Sigma Adrich has updated their website. It looks nice (except I think they need to be consistent with the red–it’s too light at the top) and time will tell whether life science researchers find it easier to use. The video about the new site shows 4-5 staff members describing the changes and excitement they have for it (frankly I’d rather just see the updates). The video is a bit over the top–did they really work with the ‘top designers in the world’? From the web 2.0 standpoint, they now have favorites and product reviews, which is great, and it looks to be iPad compatible. Social media is not prominently displayed–links are in gray at the bottom right. They indicate that it is the ‘first stage in their digital evolution.’ The sophisticated video makes me think of this post about every company needing to be a media company now. Is your company expanding its video production team?
- Tineye image search.
This is cool. Ever see an image in an Ad, or get sent an image that someone in your group wants to use in some marketing materials, but don’t know where it’s from? Enter Tineye–upload an image from your computer or give the original web address and the application will try to locate it on the web so you can purchase it, etc. It has saved me many times!
- Millipore creates iPad app.
Millipore, now EMD Millipore, has launched an iPad application which helps researchers map histone modifications, and lists publications and their products that are related. This app can be seen to extend the tools they have on the web, such as clickable pathways and a GPCR and kinase profiling tool. They have a very content rich, and web 2.0 site in several ways (interface and layout), but their social media presence is not very engaging, which is a shame. The iPad app is a nice addition, it will be interesting to see how popular it is.
- Life Technologies launches Invitrogen and Applied BioSystems Facebook pages.

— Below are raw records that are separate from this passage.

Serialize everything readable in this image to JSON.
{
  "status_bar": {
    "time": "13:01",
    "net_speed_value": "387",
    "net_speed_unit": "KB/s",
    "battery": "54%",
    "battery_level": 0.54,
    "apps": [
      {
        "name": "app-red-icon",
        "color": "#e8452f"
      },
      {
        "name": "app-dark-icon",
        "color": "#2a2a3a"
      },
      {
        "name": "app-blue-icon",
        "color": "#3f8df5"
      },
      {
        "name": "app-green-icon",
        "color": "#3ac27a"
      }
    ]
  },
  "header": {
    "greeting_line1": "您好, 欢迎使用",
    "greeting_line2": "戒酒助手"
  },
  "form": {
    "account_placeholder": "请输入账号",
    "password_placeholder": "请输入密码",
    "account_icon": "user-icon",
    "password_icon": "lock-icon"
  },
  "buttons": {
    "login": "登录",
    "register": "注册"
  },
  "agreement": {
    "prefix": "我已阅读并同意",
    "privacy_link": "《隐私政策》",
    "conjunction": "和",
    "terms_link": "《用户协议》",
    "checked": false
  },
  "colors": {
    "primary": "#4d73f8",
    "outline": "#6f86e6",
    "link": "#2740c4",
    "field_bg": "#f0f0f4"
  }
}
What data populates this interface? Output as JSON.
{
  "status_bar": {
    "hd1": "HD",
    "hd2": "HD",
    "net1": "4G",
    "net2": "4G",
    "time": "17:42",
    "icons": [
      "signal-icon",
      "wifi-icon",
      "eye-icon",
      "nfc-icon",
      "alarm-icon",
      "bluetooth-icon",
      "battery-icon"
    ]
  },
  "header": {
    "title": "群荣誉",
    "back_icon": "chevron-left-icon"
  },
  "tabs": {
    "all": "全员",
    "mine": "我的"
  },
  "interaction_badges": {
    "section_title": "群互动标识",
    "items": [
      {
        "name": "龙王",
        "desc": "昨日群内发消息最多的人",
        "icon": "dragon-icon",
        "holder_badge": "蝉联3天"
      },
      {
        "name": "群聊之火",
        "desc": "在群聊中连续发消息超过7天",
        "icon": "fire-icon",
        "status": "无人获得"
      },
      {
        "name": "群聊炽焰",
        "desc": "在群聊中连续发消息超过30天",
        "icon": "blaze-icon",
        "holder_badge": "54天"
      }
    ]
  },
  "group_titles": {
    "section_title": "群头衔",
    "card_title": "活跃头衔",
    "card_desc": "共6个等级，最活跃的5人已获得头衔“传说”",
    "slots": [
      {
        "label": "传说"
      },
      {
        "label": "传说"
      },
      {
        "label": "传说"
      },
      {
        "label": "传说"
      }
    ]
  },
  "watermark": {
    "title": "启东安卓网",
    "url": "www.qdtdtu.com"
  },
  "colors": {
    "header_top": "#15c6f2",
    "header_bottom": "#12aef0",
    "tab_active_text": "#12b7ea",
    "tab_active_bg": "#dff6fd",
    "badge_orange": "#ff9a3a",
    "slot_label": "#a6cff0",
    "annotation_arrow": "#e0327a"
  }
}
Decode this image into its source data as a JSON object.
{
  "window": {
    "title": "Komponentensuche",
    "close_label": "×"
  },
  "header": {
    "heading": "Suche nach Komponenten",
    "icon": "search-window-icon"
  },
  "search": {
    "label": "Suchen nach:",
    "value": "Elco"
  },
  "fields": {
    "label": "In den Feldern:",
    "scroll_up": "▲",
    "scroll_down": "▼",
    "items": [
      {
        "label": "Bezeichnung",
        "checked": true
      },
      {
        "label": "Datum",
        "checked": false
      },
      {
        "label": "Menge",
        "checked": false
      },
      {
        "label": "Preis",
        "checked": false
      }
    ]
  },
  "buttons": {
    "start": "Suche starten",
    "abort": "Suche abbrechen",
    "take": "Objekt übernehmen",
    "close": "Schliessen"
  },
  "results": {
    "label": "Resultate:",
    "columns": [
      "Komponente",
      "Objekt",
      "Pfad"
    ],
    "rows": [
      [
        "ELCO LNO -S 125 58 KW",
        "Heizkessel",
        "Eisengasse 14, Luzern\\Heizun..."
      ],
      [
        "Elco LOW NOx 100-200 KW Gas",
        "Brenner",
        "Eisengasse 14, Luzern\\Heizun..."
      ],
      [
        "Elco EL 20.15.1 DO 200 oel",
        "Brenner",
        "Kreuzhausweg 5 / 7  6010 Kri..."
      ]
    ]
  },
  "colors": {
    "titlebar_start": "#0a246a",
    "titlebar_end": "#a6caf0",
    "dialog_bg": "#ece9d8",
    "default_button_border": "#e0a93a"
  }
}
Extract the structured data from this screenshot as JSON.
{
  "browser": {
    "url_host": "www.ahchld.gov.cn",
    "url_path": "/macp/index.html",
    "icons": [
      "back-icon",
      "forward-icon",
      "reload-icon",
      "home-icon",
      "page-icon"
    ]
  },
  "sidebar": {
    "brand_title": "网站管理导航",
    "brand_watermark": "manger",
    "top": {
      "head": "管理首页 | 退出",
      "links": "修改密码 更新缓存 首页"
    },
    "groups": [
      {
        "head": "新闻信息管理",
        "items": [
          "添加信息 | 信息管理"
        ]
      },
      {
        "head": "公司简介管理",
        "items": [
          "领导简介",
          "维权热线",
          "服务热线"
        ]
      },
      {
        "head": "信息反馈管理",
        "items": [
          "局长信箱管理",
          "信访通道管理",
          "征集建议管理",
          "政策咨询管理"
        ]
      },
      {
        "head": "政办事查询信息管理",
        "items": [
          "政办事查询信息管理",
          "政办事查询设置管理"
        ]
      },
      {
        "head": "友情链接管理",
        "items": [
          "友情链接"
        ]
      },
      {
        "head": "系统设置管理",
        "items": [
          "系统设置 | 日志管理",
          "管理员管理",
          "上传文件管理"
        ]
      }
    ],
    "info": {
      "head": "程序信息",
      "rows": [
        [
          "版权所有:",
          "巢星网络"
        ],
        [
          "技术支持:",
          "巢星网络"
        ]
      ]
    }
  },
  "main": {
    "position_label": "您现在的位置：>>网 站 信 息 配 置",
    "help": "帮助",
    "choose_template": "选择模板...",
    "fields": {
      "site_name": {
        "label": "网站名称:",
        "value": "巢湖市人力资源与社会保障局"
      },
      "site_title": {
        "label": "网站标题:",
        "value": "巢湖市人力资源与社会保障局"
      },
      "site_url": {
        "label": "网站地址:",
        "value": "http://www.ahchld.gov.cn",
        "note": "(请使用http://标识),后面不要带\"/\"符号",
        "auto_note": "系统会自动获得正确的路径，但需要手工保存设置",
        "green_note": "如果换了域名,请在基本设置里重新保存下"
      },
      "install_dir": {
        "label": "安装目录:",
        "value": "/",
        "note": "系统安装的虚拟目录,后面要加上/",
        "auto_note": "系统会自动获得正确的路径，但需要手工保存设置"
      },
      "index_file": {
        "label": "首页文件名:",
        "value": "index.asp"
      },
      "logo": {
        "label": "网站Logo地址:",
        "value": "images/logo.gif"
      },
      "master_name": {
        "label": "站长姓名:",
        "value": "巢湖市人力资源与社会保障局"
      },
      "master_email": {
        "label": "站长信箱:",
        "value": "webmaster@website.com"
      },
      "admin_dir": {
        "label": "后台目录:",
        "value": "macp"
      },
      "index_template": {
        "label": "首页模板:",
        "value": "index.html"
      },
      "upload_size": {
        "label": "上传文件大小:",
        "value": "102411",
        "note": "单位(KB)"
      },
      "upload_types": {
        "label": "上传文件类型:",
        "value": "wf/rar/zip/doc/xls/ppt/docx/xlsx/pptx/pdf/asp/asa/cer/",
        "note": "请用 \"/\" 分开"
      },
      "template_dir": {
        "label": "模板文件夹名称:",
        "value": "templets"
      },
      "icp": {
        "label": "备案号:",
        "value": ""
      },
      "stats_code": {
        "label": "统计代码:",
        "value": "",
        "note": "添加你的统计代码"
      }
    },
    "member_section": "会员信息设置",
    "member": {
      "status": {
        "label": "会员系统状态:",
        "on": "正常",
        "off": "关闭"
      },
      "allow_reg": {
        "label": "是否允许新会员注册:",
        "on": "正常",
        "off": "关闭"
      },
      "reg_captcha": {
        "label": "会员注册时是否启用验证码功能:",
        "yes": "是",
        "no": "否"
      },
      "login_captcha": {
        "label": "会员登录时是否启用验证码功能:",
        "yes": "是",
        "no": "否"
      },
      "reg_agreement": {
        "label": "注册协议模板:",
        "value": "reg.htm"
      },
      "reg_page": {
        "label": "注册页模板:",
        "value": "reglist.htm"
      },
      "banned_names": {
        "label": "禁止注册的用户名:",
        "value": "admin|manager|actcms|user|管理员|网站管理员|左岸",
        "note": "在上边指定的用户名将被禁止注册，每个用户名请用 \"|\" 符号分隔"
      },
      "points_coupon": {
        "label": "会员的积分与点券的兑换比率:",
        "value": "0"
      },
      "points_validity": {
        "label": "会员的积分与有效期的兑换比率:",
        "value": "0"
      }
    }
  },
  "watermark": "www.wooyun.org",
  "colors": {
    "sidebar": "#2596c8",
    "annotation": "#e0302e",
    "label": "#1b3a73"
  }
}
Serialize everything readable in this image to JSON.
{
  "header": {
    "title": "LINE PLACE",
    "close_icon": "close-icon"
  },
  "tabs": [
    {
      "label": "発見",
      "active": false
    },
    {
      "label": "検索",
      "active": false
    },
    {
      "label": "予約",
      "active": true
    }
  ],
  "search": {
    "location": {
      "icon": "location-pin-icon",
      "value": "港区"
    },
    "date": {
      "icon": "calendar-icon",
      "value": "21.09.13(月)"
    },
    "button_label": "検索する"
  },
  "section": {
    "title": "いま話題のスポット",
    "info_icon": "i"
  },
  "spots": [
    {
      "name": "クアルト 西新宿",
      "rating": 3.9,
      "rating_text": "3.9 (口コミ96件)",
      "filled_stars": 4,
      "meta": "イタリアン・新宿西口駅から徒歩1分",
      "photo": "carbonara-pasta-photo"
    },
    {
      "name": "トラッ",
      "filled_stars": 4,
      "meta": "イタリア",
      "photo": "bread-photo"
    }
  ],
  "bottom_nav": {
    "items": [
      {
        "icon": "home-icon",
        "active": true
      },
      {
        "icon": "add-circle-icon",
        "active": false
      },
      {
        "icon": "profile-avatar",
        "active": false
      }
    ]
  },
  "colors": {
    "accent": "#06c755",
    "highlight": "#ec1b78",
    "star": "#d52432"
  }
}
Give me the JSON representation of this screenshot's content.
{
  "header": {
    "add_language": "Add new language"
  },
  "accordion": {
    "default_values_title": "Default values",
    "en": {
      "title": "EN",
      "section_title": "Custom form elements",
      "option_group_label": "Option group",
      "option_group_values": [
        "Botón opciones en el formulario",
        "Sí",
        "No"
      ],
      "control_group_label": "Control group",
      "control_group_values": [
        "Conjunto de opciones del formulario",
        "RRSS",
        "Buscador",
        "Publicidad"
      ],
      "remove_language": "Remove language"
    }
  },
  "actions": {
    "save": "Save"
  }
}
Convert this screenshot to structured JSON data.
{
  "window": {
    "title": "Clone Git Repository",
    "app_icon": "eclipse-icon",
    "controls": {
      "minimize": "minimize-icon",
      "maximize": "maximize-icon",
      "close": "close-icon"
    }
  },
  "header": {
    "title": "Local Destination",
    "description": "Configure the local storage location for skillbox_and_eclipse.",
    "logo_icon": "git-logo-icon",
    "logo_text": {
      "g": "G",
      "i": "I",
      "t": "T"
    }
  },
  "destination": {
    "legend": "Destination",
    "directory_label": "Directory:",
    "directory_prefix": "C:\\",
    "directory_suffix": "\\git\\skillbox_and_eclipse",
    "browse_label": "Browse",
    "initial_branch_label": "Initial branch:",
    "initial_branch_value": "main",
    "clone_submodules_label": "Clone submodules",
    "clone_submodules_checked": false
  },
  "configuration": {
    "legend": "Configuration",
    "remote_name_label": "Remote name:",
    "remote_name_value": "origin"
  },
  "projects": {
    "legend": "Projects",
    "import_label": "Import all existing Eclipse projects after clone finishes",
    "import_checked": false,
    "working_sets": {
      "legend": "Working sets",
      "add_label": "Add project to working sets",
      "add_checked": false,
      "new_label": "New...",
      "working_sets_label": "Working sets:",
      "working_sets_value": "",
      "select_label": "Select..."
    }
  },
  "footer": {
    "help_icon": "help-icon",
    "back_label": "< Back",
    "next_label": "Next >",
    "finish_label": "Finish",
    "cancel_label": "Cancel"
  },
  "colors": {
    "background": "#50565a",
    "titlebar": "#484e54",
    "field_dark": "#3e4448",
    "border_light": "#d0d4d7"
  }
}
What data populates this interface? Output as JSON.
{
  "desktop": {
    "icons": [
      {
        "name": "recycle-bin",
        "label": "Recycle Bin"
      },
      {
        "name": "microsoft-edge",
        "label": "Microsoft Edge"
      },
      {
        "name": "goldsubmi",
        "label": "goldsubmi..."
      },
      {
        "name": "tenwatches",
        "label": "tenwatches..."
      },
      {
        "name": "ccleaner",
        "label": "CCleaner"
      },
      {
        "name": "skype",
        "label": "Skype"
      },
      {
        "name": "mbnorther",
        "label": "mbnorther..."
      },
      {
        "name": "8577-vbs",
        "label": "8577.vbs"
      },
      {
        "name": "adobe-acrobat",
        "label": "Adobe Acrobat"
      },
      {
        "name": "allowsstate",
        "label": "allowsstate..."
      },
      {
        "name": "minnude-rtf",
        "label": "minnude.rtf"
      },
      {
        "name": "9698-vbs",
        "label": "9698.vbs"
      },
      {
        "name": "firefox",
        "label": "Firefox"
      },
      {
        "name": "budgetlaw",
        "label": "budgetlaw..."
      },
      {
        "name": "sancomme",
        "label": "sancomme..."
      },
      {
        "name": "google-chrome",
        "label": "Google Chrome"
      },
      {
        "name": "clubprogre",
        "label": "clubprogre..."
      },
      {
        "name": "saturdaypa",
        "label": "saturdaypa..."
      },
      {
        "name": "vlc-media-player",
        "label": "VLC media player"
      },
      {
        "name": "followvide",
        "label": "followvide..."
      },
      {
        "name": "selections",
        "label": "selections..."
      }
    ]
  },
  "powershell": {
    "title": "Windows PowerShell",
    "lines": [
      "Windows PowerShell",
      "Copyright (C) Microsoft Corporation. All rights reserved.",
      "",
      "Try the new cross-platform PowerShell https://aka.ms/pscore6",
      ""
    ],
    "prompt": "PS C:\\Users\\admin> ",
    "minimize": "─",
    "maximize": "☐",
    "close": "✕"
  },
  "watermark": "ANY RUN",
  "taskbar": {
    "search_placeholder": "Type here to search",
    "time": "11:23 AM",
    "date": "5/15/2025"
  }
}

OK this move confuses me. LIFE has been very active in social media, creating an overall corporate presence and ‘personalities’ for different product lines (e.g., Everyday Cloning). They’ve recently launched Invitrogen and Applied Biosystems Facebook pages. In our workshops and training, we talk about the fact that life scientists need to find value to participate in social media–what is the value in following a broad product line? To me, it muddies the identity of LIFE as a brand. An additional complication is that Facebook has organization pages for each of these sub brands (example), which the company has no control over. Whatever happens, you can follow all of LIFE social media via the RSS or email alert we’ve created.
To share this post easily cut and paste: Sound Bytes: Links and Tips For Life Science Marketing & Social Media 5/26/2011 http://bit.ly/soundbytes05_26